Hello! i am learning OpenGL and i thought of making a paint program where you also could save the images and i wonder if there is any way to get a specific surface from the program, because i would not like to save the surface where you are drawing at and not the tool panel. So im thinking of working with surfaces like you are doing with SDL, is there any equvalent of that in opengl.
Thanks in advance.
If its possible it would be nice if i could just convert the OpenGL surface to a SDL_Surface* because SDL have a function that can save BMP. Is this possible?
OpenGL isn't really the best way to do this. A paint program does most of its work in the CPU, so to draw to the screen you'd have to continuously send buffers to the video device. Kind of a waste of resources.

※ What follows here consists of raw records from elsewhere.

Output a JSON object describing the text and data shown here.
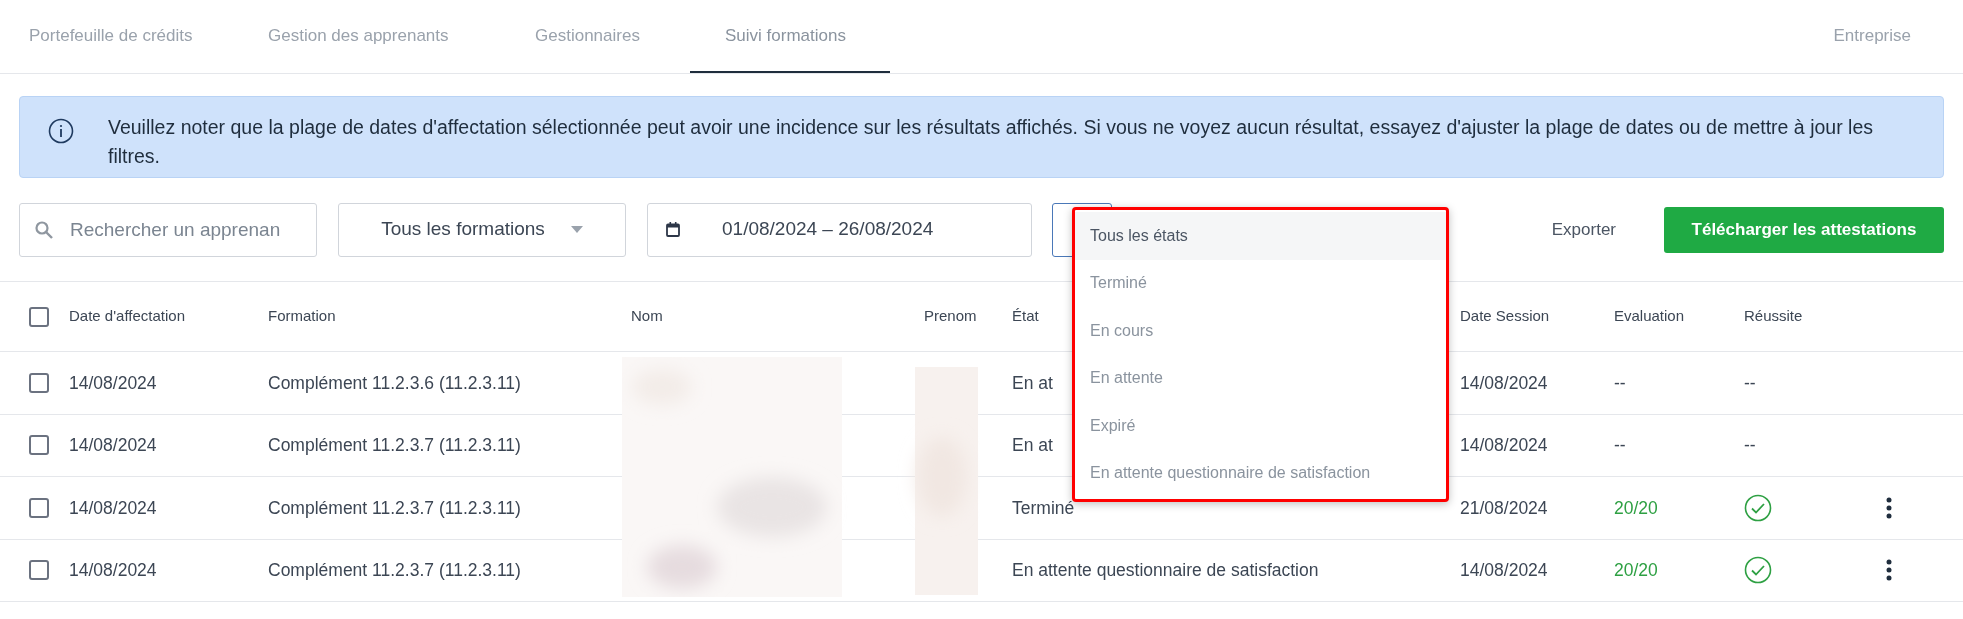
{
  "tabs": [
    {
      "label": "Portefeuille de crédits",
      "selected": false
    },
    {
      "label": "Gestion des apprenants",
      "selected": false
    },
    {
      "label": "Gestionnaires",
      "selected": false
    },
    {
      "label": "Suivi formations",
      "selected": true
    }
  ],
  "company_tab": {
    "label": "Entreprise",
    "selected": false
  },
  "notice": "Veuillez noter que la plage de dates d'affectation sélectionnée peut avoir une incidence sur les résultats affichés. Si vous ne voyez aucun résultat, essayez d'ajuster la plage de dates ou de mettre à jour les filtres.",
  "filters": {
    "search": {
      "placeholder": "Rechercher un apprenan"
    },
    "formation_select": "Tous les formations",
    "date_range": "01/08/2024 – 26/08/2024",
    "state_select": {
      "focused": true
    }
  },
  "export_link": "Exporter",
  "download_button": "Télécharger les attestations",
  "state_dropdown": {
    "highlighted": true,
    "options": [
      {
        "label": "Tous les états",
        "selected": true
      },
      {
        "label": "Terminé",
        "selected": false
      },
      {
        "label": "En cours",
        "selected": false
      },
      {
        "label": "En attente",
        "selected": false
      },
      {
        "label": "Expiré",
        "selected": false
      },
      {
        "label": "En attente questionnaire de satisfaction",
        "selected": false
      }
    ]
  },
  "table": {
    "select_all": {
      "checked": false
    },
    "columns": [
      "Date d'affectation",
      "Formation",
      "Nom",
      "Prenom",
      "État",
      "Date Session",
      "Evaluation",
      "Réussite"
    ],
    "rows": [
      {
        "checked": false,
        "date": "14/08/2024",
        "formation": "Complément 11.2.3.6 (11.2.3.11)",
        "etat": "En at",
        "date_session": "14/08/2024",
        "evaluation": "--",
        "passed": false,
        "reussite": "--",
        "menu": false
      },
      {
        "checked": false,
        "date": "14/08/2024",
        "formation": "Complément 11.2.3.7 (11.2.3.11)",
        "etat": "En at",
        "date_session": "14/08/2024",
        "evaluation": "--",
        "passed": false,
        "reussite": "--",
        "menu": false
      },
      {
        "checked": false,
        "date": "14/08/2024",
        "formation": "Complément 11.2.3.7 (11.2.3.11)",
        "etat": "Terminé",
        "date_session": "21/08/2024",
        "evaluation": "20/20",
        "passed": true,
        "menu": true
      },
      {
        "checked": false,
        "date": "14/08/2024",
        "formation": "Complément 11.2.3.7 (11.2.3.11)",
        "etat": "En attente questionnaire de satisfaction",
        "date_session": "14/08/2024",
        "evaluation": "20/20",
        "passed": true,
        "menu": true
      }
    ]
  }
}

SDL is actually a much better choice, since its blitting methods are already software-based.
I just like the gl transformations and rotations and thats why i want it to be OpenGL but yea, SDL is an option. i actually found something about ReadPixels() and im gonna look into it further and see if i can get a SDL_Surface * out of it. Tho im not quite sure how to do that.
But well, i understand how you mean and i am considering it. But i want it to be advanced, a real challange for me.
I just like the gl transformations and rotations and thats why i want it to be OpenGL
Those are merely linear transformations. They're easy to implement in software.
But i want it to be advanced, a real challange for me.
I just don't think it makes a lot of sense. You're making something much more complex than it has to be, while at the same time losing efficiency.
If you're going to challenge yourself, challenge yourself with something sensible.
If you multiply the coordinates of a pixel in the source by the transformation's associated matrix, you get the coordinates in the destination. There are reasons not to do this, though: suppose the transformation scales the source by 3; merely copying every pixel in the source to the destination would mean that only 1 in 9 pixels get filled.
What you do instead is invert the matrix (note that matrices whose determinant is 0 are non-invertible. In those cases, the destination should just be black or transparent) and compute the coordinates in the source for every pixel in the destination. While doing this, it's entirely possible that you'll get some coordinates that fall outside of the source. You'll have to handle that.
There's one more interesting aspect: suppose again you're scaling the source by 3. f-1(1,1)=(0.333,0.333). Your first inclination will be to truncate the coordinates. There's something else you can do that will make the result look much nicer. You can figure that out.